The Howard County school board said yesterday that it wants to offer a four-year contract to Interim Superintendent Sydney L. Cousin, an abrupt departure from its earlier plan to conduct a national search for a permanent leader.
The board had hired a private firm to help it find suitable candidates for the job and expected to spend almost a year on the search before naming a superintendent. But in a closed meeting Thursday, after the last of the county's high school graduations, the board decided to scrap that plan and offer the job to Cousin.
"There was just more and more evidence . . . that Sydney Cousin was the right person for Howard County," said board member Joshua M. Kaufman, who is coordinating the search.
Cousin said he would accept the job if the board offered it to him. He said that over the next four years, he would hope to increase communication between schools and the county Department of Education. He also said he is committed to Howard's plans to close the achievement gap between white students and their black and Hispanic counterparts.
"I think that the job that [the board] hired me to do as an interim superintendent is not finished and cannot be finished in a short period of time," he said. "To put things into place and then to potentially have them undone would not serve me or the school system very well."
Cousin took office March 1, after a bitter breakup between the five-member school board and former superintendent John O'Rourke. The board had decided early this year not to renew O'Rourke's four-year contract, and he left the $197,000-a-year job at the end of February.
Originally, Cousin was slated to serve through the end of O'Rourke's term in June. The board had asked state schools Superintendent Nancy S. Grasmick in March for permission to appoint Cousin to a one-year interim term to give members time to find a permanent leader. Grasmick denied the request and said the board should do its best to find a new superintendent by July 1, as required by state law.

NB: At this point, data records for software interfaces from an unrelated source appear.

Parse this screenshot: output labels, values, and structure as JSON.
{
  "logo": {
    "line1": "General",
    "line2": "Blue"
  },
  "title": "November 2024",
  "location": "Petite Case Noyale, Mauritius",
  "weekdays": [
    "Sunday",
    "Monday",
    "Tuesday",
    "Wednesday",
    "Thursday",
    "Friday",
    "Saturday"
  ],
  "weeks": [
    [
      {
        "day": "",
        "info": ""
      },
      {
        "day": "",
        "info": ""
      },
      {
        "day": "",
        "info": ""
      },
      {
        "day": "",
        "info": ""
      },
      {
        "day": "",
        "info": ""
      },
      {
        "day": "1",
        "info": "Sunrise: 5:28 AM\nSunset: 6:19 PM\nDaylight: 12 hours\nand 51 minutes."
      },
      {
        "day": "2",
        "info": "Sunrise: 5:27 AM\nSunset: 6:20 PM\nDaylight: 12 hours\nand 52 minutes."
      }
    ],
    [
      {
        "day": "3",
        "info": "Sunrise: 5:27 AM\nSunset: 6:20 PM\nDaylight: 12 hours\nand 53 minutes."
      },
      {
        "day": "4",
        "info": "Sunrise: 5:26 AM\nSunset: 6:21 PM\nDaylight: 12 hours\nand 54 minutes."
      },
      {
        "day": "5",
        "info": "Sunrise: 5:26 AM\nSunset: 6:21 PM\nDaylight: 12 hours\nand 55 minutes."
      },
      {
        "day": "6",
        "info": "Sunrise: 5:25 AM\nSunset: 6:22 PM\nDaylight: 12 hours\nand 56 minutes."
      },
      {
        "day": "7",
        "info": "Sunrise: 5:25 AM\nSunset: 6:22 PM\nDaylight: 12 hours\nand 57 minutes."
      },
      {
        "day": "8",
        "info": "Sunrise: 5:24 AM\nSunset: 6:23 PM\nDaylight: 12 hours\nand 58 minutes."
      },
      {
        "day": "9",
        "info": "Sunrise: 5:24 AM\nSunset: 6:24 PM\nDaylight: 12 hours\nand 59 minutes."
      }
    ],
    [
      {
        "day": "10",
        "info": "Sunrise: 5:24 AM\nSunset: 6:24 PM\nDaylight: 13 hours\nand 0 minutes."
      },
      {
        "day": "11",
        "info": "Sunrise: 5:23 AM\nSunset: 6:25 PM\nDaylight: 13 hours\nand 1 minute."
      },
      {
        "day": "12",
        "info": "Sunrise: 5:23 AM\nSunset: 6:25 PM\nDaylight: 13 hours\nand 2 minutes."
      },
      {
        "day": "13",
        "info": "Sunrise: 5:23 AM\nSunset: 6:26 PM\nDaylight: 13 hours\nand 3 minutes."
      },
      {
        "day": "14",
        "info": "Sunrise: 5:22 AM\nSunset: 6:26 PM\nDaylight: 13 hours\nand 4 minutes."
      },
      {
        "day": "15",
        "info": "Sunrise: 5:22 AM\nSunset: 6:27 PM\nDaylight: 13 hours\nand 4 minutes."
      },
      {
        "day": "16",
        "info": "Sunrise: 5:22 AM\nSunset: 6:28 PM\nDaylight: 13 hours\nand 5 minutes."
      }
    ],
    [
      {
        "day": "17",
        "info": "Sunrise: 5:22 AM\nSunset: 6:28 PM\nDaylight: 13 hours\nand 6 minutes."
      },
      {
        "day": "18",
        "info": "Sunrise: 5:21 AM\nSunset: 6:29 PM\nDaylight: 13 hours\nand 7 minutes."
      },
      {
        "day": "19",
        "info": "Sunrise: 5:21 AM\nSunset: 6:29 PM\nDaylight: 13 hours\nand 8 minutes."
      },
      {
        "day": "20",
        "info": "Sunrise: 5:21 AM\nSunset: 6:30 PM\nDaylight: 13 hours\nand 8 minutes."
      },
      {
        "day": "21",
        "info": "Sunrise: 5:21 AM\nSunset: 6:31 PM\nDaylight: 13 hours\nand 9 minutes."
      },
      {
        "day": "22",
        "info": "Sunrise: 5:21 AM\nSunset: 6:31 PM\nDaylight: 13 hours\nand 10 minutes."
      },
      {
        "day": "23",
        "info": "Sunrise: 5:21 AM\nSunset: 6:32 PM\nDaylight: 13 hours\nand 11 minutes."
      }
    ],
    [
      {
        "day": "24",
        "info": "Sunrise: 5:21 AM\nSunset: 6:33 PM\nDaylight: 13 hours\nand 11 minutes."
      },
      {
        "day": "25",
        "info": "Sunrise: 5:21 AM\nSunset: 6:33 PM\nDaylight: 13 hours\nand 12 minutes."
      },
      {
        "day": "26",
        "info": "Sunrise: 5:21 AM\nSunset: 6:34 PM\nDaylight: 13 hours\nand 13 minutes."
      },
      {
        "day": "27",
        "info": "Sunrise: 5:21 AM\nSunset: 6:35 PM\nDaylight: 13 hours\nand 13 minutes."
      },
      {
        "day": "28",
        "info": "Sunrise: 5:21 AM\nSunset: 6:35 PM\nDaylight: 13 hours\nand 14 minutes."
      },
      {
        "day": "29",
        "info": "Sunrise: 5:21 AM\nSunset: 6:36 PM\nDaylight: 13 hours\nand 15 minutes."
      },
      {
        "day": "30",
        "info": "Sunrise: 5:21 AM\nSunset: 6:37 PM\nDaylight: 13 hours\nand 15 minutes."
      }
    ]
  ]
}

Cousin, 58, has said several times that he intends to apply for the permanent position.
In a news release, the board said it intends to gather public comment on its plan to offer the job to Cousin at its regular meeting Thursday and will hold a meeting between him and residents June 16. Board members hope to make a final decision by June 22.
Deborah Wessner, president of the county PTA Council, said that parents have not had enough time to get to know Cousin and that a national search might find other qualified candidates.
"I don't think parents in general know what Dr. Cousin's values are," she said. "To suddenly have this be a fait accompli when in fact [the board] had indicated . . . a totally different approach is very surprising."
Board Chairman Courtney Watson said in the release that conducting a national search "would bring another year of uncertainty." Howard, the state's academically top-ranked school system, has been in turmoil over the past several months over accusations of improper grade changes at two high schools and a shake-up among top officials.
Cousin announced an overhaul of top-tier positions last month and rehired several key officials who had left during O'Rourke's administration. Cousin himself had left Howard during the previous superintendent's tenure. He retired as deputy superintendent in July after 16 years in the school system. He took a job with the District public schools as chief of facilities before returning to Howard as interim superintendent in March.
Joseph Staub, head of the county teachers union, said that it has "had a very positive working relationship with Dr. Cousin in the past" and hopes to develop a "true partnership" with the school system.
Kaufman said the board will not have to fulfill its $39,000 contract with the search firm Ray & Associates, based in Iowa, but will likely hire the firm as a consultant to help ease the transition to a new superintendent. He also said the board has not discussed what Cousin's salary would be.